No. 81: May-Jun 1992
The following material is "reprinted" from CompuServe's Aviation Special Interest Group (AVSIG), with the permission of J. Baum. (Cr. E. Kimbrough) For the uninitiated, we are dealing with a computer bulletin board here!
Subject: #235852-Ball Lightning
From: Jeff Baum (PHX) email@example.com
To: Emory Kimbrough [TCL] firstname.lastname@example.org(X)
"On 8 January 1992 we were in MSP [Minneapolis/St. Paul] ready for pushback at sunrise. Weather was sleet squalls, temperature of +2 degrees C (35 degrees F), ceiling of indefinite 100 obscured, visibility of about 1 and ½ mile variable.
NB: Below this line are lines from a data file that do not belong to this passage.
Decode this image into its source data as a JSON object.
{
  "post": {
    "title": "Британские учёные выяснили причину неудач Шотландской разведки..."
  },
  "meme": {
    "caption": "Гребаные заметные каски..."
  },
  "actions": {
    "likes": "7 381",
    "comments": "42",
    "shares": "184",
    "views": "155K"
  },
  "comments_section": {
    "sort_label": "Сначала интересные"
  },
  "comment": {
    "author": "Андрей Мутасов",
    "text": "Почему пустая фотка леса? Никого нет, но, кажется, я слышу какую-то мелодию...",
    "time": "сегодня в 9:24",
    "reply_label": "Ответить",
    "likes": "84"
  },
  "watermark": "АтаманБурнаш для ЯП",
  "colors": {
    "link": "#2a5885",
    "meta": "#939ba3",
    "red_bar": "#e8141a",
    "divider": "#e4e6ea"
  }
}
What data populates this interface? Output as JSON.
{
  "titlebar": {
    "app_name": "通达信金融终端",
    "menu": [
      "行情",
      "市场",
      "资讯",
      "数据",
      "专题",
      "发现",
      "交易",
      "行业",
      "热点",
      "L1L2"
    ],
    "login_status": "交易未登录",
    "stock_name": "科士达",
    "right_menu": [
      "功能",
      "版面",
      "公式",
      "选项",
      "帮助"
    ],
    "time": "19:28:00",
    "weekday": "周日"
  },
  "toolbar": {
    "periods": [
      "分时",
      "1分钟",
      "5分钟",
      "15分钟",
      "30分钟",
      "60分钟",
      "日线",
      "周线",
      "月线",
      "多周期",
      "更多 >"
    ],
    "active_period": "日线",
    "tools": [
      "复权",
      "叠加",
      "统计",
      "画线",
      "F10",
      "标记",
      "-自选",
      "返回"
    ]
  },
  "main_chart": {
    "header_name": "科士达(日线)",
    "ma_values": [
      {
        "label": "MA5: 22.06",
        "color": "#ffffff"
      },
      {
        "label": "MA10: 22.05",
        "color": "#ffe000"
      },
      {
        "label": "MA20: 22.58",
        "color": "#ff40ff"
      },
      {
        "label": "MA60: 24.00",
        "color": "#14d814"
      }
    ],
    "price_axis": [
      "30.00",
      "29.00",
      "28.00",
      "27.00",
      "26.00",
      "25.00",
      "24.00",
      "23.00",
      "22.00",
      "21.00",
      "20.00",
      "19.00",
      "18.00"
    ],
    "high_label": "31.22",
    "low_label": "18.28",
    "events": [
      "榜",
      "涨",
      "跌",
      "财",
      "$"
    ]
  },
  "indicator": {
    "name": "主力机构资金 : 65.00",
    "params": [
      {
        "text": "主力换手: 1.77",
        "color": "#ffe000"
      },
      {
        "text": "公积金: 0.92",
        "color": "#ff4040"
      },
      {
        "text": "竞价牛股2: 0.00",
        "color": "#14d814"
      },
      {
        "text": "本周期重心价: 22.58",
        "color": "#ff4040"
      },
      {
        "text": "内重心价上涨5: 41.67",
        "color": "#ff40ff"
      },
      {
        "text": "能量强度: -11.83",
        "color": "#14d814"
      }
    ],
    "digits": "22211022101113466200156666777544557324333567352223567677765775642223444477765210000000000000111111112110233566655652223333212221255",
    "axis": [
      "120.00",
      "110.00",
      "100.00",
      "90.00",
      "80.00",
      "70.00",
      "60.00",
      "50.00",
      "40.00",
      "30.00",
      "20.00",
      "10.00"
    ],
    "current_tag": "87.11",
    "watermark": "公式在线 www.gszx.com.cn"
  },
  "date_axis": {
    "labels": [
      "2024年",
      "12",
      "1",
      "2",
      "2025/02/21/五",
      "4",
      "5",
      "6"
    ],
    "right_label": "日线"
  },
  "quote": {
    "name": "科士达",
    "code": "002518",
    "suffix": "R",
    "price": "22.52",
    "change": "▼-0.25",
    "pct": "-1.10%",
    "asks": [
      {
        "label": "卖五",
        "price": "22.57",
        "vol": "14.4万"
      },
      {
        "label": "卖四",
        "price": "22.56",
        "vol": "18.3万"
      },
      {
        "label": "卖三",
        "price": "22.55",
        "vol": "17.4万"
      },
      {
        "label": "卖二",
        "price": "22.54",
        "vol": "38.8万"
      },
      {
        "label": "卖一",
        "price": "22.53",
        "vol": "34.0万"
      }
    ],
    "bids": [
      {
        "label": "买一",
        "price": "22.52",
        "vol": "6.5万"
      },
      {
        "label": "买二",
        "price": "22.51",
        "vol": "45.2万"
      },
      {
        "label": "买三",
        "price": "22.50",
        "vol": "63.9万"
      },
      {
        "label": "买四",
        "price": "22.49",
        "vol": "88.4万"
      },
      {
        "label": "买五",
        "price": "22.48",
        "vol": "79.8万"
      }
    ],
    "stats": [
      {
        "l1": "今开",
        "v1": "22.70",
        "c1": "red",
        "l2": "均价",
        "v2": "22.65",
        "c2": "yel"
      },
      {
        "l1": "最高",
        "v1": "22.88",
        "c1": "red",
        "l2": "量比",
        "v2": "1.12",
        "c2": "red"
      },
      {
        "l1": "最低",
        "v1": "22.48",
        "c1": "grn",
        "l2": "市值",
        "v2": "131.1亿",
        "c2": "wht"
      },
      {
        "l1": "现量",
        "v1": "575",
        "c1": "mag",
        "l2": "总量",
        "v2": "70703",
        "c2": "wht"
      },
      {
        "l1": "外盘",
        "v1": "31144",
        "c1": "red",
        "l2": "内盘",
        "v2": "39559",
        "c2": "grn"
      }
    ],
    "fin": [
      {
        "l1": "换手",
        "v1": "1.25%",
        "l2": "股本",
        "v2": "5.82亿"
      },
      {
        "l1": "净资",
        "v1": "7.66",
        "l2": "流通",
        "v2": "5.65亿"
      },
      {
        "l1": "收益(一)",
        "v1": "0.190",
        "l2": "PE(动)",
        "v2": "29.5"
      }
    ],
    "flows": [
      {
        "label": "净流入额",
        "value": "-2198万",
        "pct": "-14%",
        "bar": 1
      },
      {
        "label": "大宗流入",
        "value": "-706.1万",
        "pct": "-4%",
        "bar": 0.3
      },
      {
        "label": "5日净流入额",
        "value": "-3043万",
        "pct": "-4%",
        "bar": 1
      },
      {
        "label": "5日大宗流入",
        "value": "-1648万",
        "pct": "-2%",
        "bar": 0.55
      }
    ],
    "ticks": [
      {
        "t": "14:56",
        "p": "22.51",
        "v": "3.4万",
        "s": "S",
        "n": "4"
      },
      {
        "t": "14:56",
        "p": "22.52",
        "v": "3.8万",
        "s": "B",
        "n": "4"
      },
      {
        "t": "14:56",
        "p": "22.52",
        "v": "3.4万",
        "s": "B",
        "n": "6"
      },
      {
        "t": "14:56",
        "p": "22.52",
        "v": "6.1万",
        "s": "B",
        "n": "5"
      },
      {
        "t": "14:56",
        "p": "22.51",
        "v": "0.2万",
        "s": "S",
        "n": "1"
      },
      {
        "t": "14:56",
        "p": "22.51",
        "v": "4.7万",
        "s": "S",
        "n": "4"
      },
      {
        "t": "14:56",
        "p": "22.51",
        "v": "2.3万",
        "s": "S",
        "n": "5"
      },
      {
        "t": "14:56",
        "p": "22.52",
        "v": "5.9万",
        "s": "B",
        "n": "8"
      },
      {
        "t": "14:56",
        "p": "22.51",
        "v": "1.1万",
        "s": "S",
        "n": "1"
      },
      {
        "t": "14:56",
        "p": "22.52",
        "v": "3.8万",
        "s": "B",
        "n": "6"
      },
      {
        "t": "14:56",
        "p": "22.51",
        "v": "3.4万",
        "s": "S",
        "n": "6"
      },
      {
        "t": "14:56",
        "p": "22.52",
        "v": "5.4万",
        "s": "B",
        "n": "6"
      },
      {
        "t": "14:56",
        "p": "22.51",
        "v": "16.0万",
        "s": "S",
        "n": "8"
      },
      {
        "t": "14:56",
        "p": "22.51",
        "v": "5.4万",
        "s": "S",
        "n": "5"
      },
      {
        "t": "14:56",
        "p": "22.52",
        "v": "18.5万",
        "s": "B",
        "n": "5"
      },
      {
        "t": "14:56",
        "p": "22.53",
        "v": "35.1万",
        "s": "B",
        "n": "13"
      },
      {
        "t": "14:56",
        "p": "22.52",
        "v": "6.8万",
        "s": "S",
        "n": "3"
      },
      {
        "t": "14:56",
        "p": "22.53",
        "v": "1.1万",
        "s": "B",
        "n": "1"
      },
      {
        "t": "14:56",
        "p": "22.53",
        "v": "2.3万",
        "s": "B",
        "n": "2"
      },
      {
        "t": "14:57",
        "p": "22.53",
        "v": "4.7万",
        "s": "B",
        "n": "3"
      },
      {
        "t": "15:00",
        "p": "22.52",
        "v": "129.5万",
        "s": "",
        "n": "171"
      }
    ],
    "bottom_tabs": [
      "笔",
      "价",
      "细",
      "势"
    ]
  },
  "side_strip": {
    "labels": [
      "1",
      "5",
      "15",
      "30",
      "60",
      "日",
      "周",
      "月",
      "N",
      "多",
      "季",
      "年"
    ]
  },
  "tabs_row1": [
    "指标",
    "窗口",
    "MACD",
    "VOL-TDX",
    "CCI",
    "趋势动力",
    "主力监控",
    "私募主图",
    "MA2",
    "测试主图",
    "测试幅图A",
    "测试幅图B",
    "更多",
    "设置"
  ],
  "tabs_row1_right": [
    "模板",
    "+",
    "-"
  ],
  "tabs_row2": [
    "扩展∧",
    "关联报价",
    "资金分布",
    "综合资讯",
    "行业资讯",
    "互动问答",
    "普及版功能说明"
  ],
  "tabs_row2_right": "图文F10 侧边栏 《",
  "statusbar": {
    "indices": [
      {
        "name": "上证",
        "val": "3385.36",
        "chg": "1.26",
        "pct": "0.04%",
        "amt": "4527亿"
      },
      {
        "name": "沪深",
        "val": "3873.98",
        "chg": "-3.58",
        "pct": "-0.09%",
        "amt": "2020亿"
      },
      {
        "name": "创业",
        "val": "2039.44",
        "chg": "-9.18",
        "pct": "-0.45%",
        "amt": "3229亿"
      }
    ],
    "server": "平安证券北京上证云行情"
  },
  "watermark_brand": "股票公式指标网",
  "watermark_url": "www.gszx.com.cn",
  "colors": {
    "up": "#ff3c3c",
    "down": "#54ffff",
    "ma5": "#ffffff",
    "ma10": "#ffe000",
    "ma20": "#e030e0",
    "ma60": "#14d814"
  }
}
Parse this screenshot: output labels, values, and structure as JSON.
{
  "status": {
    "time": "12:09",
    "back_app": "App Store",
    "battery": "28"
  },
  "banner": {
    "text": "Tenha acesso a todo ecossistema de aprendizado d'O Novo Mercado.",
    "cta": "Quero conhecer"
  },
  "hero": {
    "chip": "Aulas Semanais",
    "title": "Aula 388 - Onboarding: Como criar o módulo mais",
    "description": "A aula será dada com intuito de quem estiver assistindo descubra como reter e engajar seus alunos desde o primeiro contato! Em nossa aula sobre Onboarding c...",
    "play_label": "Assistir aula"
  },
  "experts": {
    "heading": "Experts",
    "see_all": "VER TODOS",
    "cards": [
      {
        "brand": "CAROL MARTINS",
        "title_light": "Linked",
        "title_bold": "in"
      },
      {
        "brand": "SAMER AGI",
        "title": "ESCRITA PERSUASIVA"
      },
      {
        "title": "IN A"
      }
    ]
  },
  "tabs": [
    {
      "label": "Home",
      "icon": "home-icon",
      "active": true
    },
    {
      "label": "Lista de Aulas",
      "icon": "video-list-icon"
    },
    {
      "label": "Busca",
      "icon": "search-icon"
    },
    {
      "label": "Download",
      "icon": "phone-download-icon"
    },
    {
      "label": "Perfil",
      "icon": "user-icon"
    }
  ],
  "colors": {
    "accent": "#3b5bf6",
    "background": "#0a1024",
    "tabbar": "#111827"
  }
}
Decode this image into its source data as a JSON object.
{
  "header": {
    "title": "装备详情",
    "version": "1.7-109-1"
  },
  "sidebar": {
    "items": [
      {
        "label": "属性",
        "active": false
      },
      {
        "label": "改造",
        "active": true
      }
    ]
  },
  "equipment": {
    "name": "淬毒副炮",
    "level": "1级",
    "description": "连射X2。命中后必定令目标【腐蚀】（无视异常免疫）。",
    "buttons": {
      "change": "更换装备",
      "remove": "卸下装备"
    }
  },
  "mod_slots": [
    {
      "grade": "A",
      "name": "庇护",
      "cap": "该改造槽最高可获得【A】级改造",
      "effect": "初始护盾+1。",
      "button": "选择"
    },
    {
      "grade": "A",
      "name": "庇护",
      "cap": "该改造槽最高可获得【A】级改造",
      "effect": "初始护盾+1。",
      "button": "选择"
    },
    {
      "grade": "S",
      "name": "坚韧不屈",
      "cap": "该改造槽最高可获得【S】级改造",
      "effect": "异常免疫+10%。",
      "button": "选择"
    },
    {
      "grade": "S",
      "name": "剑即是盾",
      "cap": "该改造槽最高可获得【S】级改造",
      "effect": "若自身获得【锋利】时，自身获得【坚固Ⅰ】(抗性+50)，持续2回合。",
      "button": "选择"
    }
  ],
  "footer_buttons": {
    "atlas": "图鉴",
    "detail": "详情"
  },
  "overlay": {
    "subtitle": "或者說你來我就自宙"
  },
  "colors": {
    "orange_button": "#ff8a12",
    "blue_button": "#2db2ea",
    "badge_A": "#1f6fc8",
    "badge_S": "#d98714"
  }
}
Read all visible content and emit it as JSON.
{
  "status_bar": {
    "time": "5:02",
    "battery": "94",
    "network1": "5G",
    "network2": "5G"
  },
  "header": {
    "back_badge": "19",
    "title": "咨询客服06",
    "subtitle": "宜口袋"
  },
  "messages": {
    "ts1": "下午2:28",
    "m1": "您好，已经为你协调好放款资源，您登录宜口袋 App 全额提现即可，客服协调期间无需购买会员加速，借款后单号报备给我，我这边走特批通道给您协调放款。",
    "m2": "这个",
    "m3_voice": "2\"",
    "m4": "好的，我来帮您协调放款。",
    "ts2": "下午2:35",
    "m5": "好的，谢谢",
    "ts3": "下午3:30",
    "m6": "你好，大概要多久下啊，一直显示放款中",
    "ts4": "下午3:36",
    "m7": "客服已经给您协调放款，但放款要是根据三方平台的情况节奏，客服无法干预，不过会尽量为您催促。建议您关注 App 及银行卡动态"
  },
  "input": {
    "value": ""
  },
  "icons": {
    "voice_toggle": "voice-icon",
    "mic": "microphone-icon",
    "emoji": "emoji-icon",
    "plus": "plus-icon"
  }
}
We deiced and taxied for the active 11L, airborne in 8 minutes after deicing had ended. The First Officer was flying that leg. Climbing through about 900 feet ABL, this incandescent sphere approximately 10 cm (6 inches) in diameter surrounded by a, what I called, plasma cloud of bluish white approx 1 to 1 and ¼ meter (3 to 4 feet) in diameter with bright white 'rays' similar to a fireworks explosion formed just forward and to the left of the radome. We contacted this within ¼ second on our left side, just aft of the attach seam of the radome (namely about in line with my left foot). With this contact there was a sharp bang. The cabin crew reported the loud bang but didn't see any haze or light inside the cabin. One did report seeing a bright light on the left side of the aircraft's exterior."
Reference. Rayed ball lightning is fairly common. We have cataloged it in GLB3 in our catalog: Lightning, Auroras. To order, visit: here.